▶ Task to complete
Your answer should be every line of the records that contains the word "icon".

▶ Supplied material
╔══

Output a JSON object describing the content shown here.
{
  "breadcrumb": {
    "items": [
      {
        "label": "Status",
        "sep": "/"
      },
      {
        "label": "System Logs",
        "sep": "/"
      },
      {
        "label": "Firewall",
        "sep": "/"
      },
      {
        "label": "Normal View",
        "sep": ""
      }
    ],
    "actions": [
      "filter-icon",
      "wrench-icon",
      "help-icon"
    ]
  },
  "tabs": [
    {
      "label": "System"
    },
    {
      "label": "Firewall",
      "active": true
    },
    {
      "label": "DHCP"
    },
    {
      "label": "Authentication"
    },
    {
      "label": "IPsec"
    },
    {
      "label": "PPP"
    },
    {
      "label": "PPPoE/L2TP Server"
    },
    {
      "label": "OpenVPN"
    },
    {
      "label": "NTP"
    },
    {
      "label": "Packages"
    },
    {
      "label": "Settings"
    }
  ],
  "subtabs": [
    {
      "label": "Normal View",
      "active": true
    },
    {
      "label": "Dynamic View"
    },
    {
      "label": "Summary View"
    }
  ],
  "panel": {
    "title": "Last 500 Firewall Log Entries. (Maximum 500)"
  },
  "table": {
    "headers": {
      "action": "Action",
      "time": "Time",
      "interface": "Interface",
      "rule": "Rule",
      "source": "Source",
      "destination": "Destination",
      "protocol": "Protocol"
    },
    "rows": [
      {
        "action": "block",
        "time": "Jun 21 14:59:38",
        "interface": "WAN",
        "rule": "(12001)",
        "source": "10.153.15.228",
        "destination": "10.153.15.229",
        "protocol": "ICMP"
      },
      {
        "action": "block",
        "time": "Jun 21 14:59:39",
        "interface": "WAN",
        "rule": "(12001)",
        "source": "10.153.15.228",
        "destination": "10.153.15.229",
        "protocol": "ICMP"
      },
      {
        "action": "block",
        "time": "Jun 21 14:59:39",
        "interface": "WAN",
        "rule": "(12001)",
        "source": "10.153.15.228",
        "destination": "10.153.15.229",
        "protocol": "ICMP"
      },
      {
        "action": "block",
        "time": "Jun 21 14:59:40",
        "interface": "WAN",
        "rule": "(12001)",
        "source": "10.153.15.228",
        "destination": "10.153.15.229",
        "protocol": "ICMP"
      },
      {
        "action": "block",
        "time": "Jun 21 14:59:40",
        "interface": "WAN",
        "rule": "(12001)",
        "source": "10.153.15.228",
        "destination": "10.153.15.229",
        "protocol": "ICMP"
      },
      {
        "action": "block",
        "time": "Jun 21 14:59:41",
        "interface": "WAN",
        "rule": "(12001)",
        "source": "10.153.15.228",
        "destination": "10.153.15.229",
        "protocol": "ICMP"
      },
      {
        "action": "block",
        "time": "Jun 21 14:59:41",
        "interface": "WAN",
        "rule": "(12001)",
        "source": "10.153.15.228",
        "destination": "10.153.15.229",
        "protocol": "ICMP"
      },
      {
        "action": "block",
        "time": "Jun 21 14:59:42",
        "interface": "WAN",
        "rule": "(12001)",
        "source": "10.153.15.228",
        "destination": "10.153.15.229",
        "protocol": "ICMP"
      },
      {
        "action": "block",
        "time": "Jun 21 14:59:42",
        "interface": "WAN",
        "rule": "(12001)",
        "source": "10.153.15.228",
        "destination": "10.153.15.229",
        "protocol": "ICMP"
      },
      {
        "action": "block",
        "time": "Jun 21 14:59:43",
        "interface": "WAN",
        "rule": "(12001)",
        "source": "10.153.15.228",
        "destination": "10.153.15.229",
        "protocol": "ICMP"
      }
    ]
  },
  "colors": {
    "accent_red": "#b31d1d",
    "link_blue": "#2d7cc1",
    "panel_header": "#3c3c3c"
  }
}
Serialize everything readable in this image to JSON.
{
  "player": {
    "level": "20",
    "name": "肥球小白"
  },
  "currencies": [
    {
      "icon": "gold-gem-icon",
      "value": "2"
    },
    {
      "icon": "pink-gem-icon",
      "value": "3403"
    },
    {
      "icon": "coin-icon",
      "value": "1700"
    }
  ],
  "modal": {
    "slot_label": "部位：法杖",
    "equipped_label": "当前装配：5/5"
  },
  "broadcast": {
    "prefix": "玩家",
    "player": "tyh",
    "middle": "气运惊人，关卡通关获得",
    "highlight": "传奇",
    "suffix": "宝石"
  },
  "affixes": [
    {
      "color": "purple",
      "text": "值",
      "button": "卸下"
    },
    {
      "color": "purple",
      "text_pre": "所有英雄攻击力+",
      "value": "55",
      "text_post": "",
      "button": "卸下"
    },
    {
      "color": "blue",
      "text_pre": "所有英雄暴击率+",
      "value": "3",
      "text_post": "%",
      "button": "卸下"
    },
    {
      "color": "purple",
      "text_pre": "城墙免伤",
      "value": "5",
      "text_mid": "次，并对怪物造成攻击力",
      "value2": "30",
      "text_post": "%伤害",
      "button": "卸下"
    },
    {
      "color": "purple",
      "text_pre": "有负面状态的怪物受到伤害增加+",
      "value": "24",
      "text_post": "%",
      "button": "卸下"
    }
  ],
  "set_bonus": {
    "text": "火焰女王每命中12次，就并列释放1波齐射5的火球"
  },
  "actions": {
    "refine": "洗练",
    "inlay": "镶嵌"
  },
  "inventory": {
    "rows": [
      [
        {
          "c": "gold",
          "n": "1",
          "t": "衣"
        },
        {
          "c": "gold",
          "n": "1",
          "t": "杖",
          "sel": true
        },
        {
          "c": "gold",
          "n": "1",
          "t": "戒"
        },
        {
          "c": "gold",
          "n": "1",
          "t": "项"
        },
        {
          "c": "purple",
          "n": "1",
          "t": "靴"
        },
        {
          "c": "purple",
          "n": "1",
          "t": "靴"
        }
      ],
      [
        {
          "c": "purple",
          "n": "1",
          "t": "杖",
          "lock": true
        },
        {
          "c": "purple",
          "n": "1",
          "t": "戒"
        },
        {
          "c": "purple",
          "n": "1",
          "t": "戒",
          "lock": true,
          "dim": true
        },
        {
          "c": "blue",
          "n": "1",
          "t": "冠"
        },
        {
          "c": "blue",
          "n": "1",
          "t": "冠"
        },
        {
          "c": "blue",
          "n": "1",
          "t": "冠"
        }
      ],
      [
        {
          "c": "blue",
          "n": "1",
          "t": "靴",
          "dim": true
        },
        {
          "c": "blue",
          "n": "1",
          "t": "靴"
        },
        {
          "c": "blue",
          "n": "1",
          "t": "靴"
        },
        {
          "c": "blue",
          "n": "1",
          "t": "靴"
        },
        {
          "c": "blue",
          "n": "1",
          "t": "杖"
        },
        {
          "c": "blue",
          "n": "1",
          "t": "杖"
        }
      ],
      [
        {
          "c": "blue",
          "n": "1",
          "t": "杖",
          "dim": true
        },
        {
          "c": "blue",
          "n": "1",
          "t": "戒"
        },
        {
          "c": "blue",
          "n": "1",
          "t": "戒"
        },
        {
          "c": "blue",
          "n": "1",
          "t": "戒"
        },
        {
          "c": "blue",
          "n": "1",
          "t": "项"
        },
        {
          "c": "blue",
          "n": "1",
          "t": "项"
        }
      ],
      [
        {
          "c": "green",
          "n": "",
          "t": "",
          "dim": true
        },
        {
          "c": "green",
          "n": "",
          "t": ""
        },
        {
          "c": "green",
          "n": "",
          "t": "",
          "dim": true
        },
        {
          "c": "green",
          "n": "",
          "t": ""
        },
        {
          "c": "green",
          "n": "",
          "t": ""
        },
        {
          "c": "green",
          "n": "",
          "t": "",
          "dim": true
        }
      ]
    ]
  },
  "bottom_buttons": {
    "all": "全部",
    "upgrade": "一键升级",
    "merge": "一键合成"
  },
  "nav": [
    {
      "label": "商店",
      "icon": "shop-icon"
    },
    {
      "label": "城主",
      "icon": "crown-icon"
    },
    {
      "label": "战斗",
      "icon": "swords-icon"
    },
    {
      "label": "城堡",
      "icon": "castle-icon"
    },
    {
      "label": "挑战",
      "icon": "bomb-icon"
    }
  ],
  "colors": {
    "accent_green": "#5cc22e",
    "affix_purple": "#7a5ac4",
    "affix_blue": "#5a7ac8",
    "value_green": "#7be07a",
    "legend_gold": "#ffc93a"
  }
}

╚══

▶ Task result
      "filter-icon",
      "wrench-icon",
      "help-icon"
      "icon": "gold-gem-icon",
      "icon": "pink-gem-icon",
      "icon": "coin-icon",
      "icon": "shop-icon"
      "icon": "crown-icon"
      "icon": "swords-icon"
      "icon": "castle-icon"
      "icon": "bomb-icon"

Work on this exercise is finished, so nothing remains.